Where do we feel safest?

In our homes?

In our schools?

At the grocery store? Mall?

I guess it really all depends on your surroundings. Whether or not you’re in a secure neighbourhood or in a good school system. Location Location Location.

Next – what you’re safe from is another issue. Safety from the “bad guys”, weapons, accidents all also vary.

With the five year anniversary of the Sandy Hook school shootings upon us, does this have any one who stated a school as a safe place second guessing themselves?

Since incidents such as Sandy Hook, or Columbine and many other school shootings that have taken place – security has definitely been ramped up. It is now not uncommon to see police officers roaming the halls. Video surveillance has been upgraded and intensified. With the addition of students practicing fire drills, participating in lockdown drills in the event of an attack is now part of the new normal as well. Granted – living in a smaller Canadian town, I may not speak for all schools being subject to this newer precaution. As with anything to do with security – a Threat and Risk assessment would be done to weigh the importance of a lockdown procedure.

Just as whether or not police presence in specific schools would be justifiable or not.

School security varies in extremes. This is all mainly down to the location factor. While a school in the middle of a rural remote area of the country would have very little security measures outside of dealing with your child bully and your other average adolescent ‘crime’, an inner city school in a rougher area may have students walking through metal detectors to start their day.

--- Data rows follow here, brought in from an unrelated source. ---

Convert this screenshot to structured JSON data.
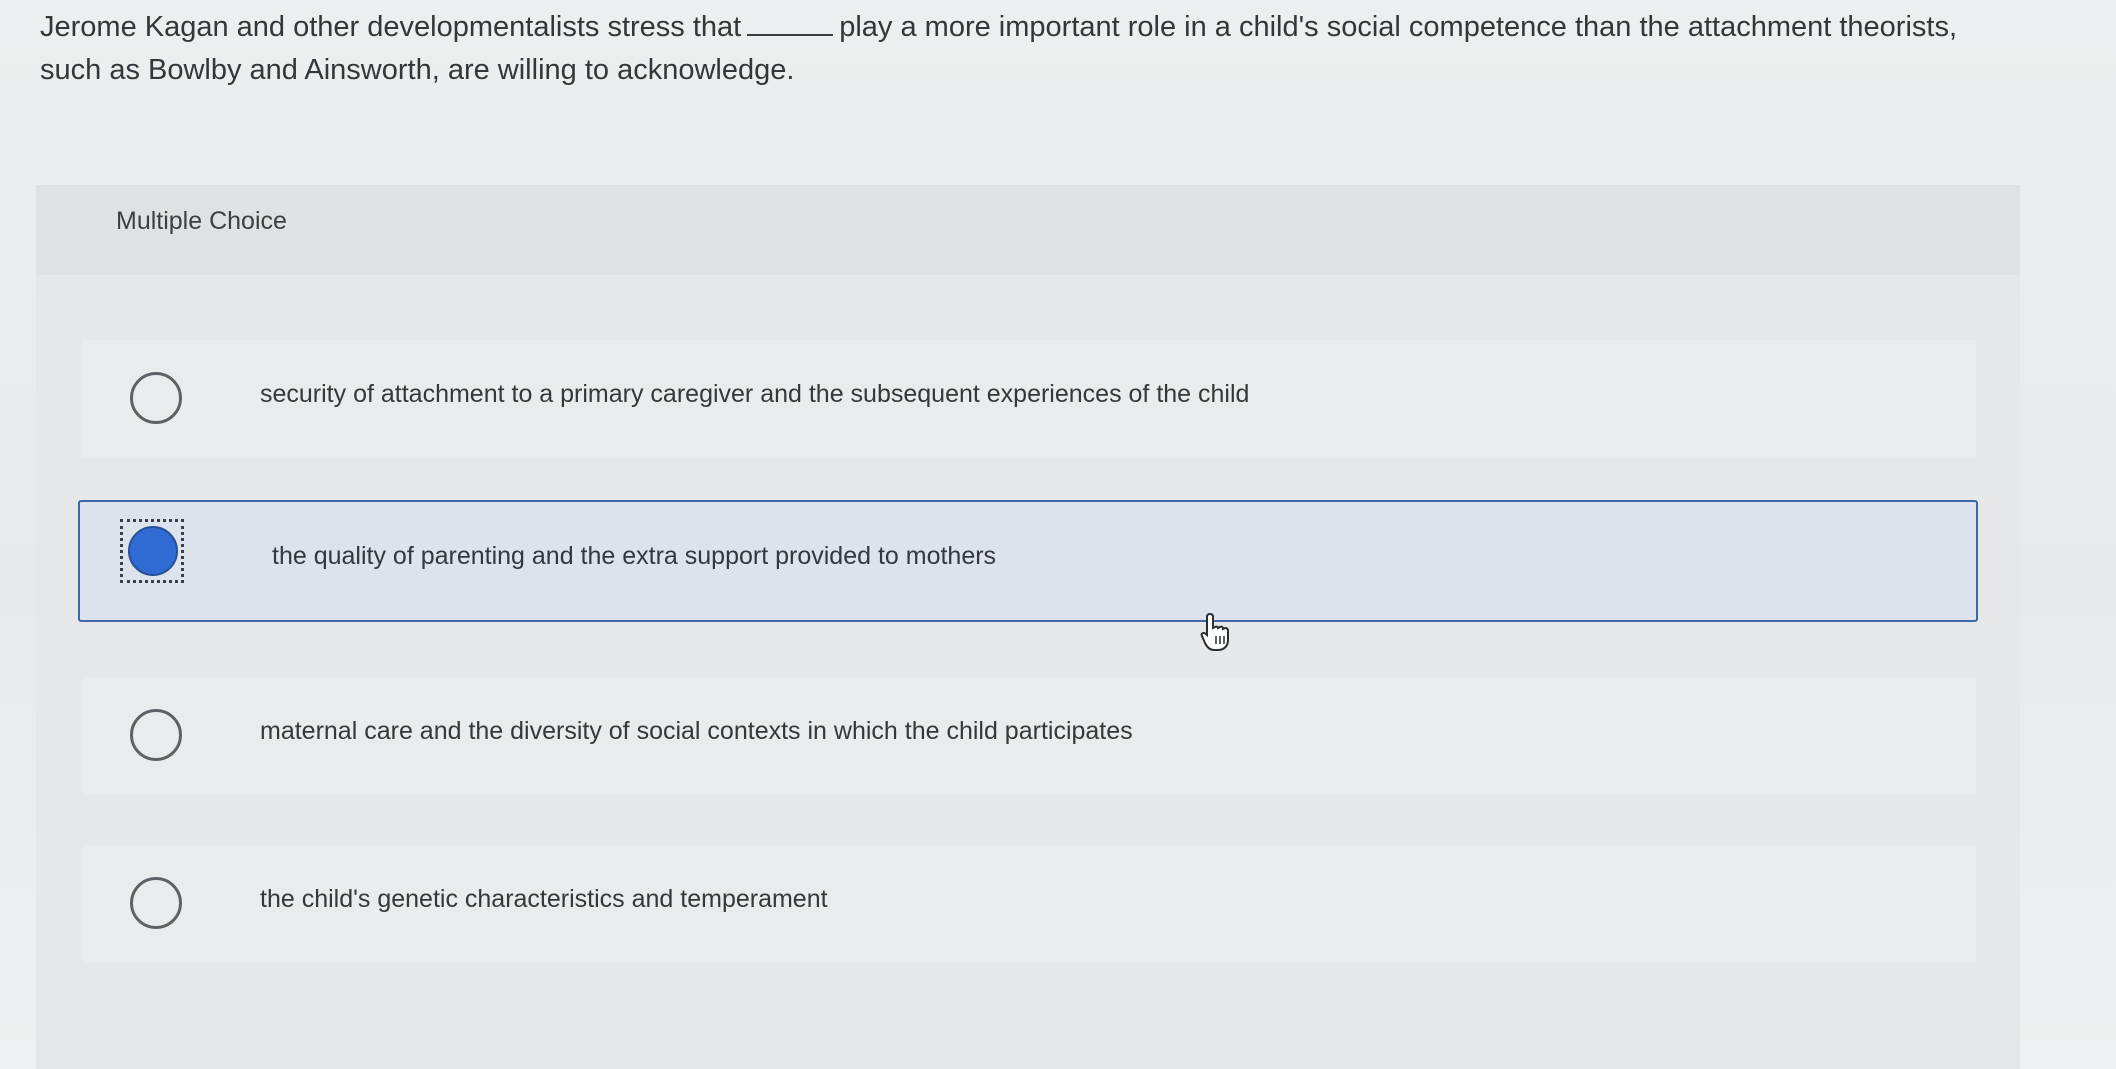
{
  "question": {
    "text_before": "Jerome Kagan and other developmentalists stress that",
    "text_after": "play a more important role in a child's social competence than the attachment theorists, such as Bowlby and Ainsworth, are willing to acknowledge."
  },
  "panel": {
    "title": "Multiple Choice"
  },
  "options": [
    {
      "label": "security of attachment to a primary caregiver and the subsequent experiences of the child",
      "selected": false
    },
    {
      "label": "the quality of parenting and the extra support provided to mothers",
      "selected": true
    },
    {
      "label": "maternal care and the diversity of social contexts in which the child participates",
      "selected": false
    },
    {
      "label": "the child's genetic characteristics and temperament",
      "selected": false
    }
  ],
  "colors": {
    "selected_fill": "#2f6bd2",
    "selected_border": "#3f66a8"
  },
  "icons": {
    "cursor": "hand-pointer-icon"
  }
}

Is this right? No. These are children. They shouldn’t have to be subjected to the behaviour that warrants this intense scrutiny. Is it necessary? Possibly. If you had no other option but to have your child at this school due to logistics or economic social standing – would you not want to ensure they are as protected as possible?

Threat and risk assessment.

You don’t have to be a security professional to conduct your own assessment – and I assure you that you do such a thing every day just getting out of bed. Whether you’re mentally cognizant of it or not – You weigh the plus’ and minus’ of your actions. Having a security professionals opinion obviously helps insecurity detail these matters as they should be more aware of issues and non issues within the area. Luckily, when it comes down to where you send your child to school – or if you go to the grocery store or mall for that matter, the guess work has been done for you. All that matters is if you feel comfortable or not.

Security is there to make you comfortable. While at times it can come off as overbearing and potentially make you self conscious of your surroundings, knowing that there is someone there to protect you is an added layer of comfort.

So when you go out in public, or send your child to that school with maximum level security – you know that things might happen. But security is there to prevent incidents, or in the very least, ideally soften the blow.

Now this all being said – when you go back to Sandy Hook or Columbine, these weren’t high threat areas with any known security issues.

Can we prevent such attacks again? Most likely not.

The Sandy Hook shootings took place by a mentally unstable individual. Unfortunately this is one of the most difficult things to protect against. Theoretically – these type of people could strike anytime, any where, with no reason or warning.

Do we walk around in kevlar vests and bubble suits to protect ourselves against the not probable? Most likely no.

Nor do we implement costly security systems against something that is most likely not going to happen.

Its a horrible situation to be in or deal with.

While countless lives have been lost due to these circumstances, short of living in an armed guard society, there are few security resources available to constantly protect against the unexpected.

This is where programs that help these individuals step in and step up. Programs that protect these people from not only others – but themselves. Prevention is key.

In the meantime, keep in tune with your surroundings and with the individuals that surround you. If we feel comfortable or not are the things that must set the tone for our personal security. Outside of that – keeping faith in the security professionals that have a duty to protect us is what should help us sleep a little better at night.

Guest Blogger Rayna Davies

Rayna Davies is a graduate and practitioner of Business Management.  She has developed an expertise in blogging, covering subjects like travel, world events and security.  Having grown up with a father who has developed an expertise in Physical Security and Executive Protection in the RCMP and two major corporations, she has personally observed and experienced many security details.  These experiences have included personally meeting HM Queen Elizabeth, Prime Minister Jean Chretien and many celebrities.  She presently assists Sentinel Security in Executive Protection workshops and guest blogging and also assists Gloprosec Preventative Services in Intelligence gathering and Business Administration.  Her passions include World travel, having visited every continent.  She currently is on maternity leave and providing daily close protection for a baby and a toddler and spending time with her husband who is a Police Officer.